Steroids commonly offered to pregnant people with increased risk of preterm birth may be unnecessary and may lead to long-term health issues for the infants, according to new research led by McMaster University.
The research, published in The BMJ on Aug. 2, analyzed data from 1.6 million infants and found approximately 40 per cent of infants with early exposure to corticosteroids – defined as exposure at 34 weeks gestation or earlier – were born at term. The full-term infants had an increased risk of both short and long-term health issues, including neonatal intensive care admission, respiratory and growth issues, and adverse neurodevelopmental outcome, researchers found.
Corticosteroids are used to increase very preterm infant survival rates and reduce health issues, however the effects on the infant's long-term health have not been well understood, particularly in infants who exceed expectations and are born at term. The research suggests that many babies exposed to steroids avoid preterm birth, but new risks for other future health complications are introduced.
"Preterm birth is very challenging to predict; we need better prediction models to avoid over-exposure to interventions like steroids as there may be a potential risk," said Sarah McDonald, senior author of the study and a professor in the Department of Obstetrics and Gynecology at McMaster University.
To conduct the study, researchers conducted a systematic review and meta-analysis of data from seven randomized controlled trials and 10 population-based studies involving 1.6 million infants born since 2000.
More than half of infants with early exposure to corticosteroids were born at term (37 weeks or more) and late preterm (34-36 weeks) combined, and researchers found similar outcomes among this combined group. For infants born very prematurely, antenatal steroids potentially save lives and reduce severe morbidity but as pregnancy progresses to term, the benefits shift to risks.

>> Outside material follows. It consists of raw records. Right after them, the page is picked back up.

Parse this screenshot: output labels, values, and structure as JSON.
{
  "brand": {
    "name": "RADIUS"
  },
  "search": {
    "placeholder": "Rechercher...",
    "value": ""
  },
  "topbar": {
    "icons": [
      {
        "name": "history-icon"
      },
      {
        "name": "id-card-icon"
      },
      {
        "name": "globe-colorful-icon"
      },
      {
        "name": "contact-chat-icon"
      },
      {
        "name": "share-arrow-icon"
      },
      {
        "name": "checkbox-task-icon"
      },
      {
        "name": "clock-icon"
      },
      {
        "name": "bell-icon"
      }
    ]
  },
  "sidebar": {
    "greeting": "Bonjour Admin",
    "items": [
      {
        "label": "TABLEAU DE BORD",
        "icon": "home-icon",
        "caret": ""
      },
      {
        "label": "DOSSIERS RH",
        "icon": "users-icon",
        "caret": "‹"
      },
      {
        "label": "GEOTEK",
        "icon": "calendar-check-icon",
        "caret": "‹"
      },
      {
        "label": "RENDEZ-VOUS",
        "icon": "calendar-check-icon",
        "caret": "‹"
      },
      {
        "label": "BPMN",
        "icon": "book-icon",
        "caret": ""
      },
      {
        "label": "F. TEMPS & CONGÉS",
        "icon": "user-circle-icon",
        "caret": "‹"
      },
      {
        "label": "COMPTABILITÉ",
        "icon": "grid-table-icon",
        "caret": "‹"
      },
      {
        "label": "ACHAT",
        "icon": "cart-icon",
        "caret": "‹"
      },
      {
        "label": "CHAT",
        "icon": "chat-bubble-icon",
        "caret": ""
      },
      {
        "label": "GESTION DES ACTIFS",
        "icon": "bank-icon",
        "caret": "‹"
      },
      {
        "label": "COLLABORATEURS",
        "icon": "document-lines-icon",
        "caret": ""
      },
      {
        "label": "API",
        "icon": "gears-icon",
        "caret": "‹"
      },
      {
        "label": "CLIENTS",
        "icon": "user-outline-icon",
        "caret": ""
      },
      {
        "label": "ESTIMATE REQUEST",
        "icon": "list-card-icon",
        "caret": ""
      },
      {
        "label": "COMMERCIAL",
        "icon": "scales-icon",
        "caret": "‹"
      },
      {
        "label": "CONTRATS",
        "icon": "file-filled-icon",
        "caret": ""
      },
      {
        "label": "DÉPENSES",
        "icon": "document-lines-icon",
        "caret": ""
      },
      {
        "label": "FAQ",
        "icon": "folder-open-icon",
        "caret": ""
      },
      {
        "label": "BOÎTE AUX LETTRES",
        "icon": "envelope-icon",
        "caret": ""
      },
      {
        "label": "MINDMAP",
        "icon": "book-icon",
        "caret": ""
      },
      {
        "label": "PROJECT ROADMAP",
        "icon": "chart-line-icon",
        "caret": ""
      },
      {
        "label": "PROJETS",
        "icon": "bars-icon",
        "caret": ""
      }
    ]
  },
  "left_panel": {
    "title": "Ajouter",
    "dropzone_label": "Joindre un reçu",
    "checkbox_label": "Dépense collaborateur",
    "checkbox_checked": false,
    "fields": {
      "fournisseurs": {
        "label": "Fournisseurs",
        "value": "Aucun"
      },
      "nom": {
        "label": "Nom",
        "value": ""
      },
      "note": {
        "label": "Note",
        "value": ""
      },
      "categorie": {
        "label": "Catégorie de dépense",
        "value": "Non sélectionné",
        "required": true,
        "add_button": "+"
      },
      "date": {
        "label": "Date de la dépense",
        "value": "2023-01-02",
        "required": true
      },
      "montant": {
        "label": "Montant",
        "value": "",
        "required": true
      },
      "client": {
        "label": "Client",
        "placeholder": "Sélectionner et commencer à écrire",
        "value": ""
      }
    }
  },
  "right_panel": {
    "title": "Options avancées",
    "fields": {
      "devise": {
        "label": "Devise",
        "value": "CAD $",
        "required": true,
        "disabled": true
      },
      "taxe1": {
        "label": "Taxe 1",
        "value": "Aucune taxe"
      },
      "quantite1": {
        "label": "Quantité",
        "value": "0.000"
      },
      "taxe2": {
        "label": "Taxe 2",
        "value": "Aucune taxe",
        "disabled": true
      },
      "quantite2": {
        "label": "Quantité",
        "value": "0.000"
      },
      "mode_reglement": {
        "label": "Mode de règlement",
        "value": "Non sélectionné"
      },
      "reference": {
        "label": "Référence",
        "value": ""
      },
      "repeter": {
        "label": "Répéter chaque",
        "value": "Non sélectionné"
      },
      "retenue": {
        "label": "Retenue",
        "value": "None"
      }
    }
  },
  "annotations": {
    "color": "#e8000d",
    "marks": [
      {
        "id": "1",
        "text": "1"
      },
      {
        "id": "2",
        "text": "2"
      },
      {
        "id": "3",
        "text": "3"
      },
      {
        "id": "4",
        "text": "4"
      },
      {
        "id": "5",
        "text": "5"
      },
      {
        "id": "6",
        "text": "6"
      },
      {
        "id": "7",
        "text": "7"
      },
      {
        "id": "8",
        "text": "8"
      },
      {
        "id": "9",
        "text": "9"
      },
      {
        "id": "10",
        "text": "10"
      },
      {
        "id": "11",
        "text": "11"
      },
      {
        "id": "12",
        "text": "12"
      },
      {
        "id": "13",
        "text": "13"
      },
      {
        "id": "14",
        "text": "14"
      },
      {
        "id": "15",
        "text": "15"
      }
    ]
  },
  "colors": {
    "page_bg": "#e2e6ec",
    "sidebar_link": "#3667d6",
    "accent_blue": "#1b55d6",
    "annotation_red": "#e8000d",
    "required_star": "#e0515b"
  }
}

"Antenatal steroids are a double-edged sword: very beneficial for babies born very early, and potentially harmful for babies born at term," said McDonald, who is a Canada Research Chair in Maternal and Child Disease Prevention and Intervention.
The authors say more research with long-term follow-up in randomized controlled trials is critical. They also caution for a less liberal approach to the use of steroids during pregnancy.
The study was supported by the Canada Research Chairs program.